___ Source records

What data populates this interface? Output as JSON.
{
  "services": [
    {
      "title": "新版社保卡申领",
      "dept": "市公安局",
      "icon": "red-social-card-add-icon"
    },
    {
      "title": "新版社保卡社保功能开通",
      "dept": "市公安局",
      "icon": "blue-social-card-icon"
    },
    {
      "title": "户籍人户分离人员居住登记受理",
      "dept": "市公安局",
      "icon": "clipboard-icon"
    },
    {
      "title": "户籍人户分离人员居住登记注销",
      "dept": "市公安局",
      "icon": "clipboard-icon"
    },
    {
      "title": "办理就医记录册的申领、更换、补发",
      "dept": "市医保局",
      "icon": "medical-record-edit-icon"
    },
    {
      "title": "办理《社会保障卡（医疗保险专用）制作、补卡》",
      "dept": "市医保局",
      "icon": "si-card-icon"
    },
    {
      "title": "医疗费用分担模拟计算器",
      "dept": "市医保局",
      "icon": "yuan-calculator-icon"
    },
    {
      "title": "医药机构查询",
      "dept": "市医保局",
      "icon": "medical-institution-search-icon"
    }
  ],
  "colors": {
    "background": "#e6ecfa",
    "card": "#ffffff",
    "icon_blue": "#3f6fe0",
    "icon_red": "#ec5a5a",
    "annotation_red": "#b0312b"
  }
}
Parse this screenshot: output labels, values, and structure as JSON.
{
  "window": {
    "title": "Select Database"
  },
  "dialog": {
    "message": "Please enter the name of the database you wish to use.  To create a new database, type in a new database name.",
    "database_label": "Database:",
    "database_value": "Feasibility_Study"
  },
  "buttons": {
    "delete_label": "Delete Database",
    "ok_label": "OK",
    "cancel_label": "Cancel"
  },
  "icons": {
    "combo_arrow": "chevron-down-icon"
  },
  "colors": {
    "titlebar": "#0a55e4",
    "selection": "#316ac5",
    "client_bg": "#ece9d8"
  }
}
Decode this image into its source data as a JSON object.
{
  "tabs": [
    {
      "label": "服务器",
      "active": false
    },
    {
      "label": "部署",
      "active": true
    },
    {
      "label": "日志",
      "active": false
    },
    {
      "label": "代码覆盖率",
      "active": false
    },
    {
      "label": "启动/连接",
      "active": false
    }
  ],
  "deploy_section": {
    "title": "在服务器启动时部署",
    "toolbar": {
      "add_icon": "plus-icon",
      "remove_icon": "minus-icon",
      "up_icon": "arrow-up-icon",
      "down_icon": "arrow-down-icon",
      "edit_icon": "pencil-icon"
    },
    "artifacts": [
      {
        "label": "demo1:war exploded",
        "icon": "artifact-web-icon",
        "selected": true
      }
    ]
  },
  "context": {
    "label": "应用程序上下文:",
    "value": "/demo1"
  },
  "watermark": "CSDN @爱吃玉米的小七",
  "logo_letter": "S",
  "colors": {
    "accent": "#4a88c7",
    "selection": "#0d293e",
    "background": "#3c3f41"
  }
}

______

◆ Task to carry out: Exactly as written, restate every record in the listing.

◆ Output below:
What data populates this interface? Output as JSON.
{
  "services": [
    {
      "title": "新版社保卡申领",
      "dept": "市公安局",
      "icon": "red-social-card-add-icon"
    },
    {
      "title": "新版社保卡社保功能开通",
      "dept": "市公安局",
      "icon": "blue-social-card-icon"
    },
    {
      "title": "户籍人户分离人员居住登记受理",
      "dept": "市公安局",
      "icon": "clipboard-icon"
    },
    {
      "title": "户籍人户分离人员居住登记注销",
      "dept": "市公安局",
      "icon": "clipboard-icon"
    },
    {
      "title": "办理就医记录册的申领、更换、补发",
      "dept": "市医保局",
      "icon": "medical-record-edit-icon"
    },
    {
      "title": "办理《社会保障卡（医疗保险专用）制作、补卡》",
      "dept": "市医保局",
      "icon": "si-card-icon"
    },
    {
      "title": "医疗费用分担模拟计算器",
      "dept": "市医保局",
      "icon": "yuan-calculator-icon"
    },
    {
      "title": "医药机构查询",
      "dept": "市医保局",
      "icon": "medical-institution-search-icon"
    }
  ],
  "colors": {
    "background": "#e6ecfa",
    "card": "#ffffff",
    "icon_blue": "#3f6fe0",
    "icon_red": "#ec5a5a",
    "annotation_red": "#b0312b"
  }
}
Parse this screenshot: output labels, values, and structure as JSON.
{
  "window": {
    "title": "Select Database"
  },
  "dialog": {
    "message": "Please enter the name of the database you wish to use.  To create a new database, type in a new database name.",
    "database_label": "Database:",
    "database_value": "Feasibility_Study"
  },
  "buttons": {
    "delete_label": "Delete Database",
    "ok_label": "OK",
    "cancel_label": "Cancel"
  },
  "icons": {
    "combo_arrow": "chevron-down-icon"
  },
  "colors": {
    "titlebar": "#0a55e4",
    "selection": "#316ac5",
    "client_bg": "#ece9d8"
  }
}
Decode this image into its source data as a JSON object.
{
  "tabs": [
    {
      "label": "服务器",
      "active": false
    },
    {
      "label": "部署",
      "active": true
    },
    {
      "label": "日志",
      "active": false
    },
    {
      "label": "代码覆盖率",
      "active": false
    },
    {
      "label": "启动/连接",
      "active": false
    }
  ],
  "deploy_section": {
    "title": "在服务器启动时部署",
    "toolbar": {
      "add_icon": "plus-icon",
      "remove_icon": "minus-icon",
      "up_icon": "arrow-up-icon",
      "down_icon": "arrow-down-icon",
      "edit_icon": "pencil-icon"
    },
    "artifacts": [
      {
        "label": "demo1:war exploded",
        "icon": "artifact-web-icon",
        "selected": true
      }
    ]
  },
  "context": {
    "label": "应用程序上下文:",
    "value": "/demo1"
  },
  "watermark": "CSDN @爱吃玉米的小七",
  "logo_letter": "S",
  "colors": {
    "accent": "#4a88c7",
    "selection": "#0d293e",
    "background": "#3c3f41"
  }
}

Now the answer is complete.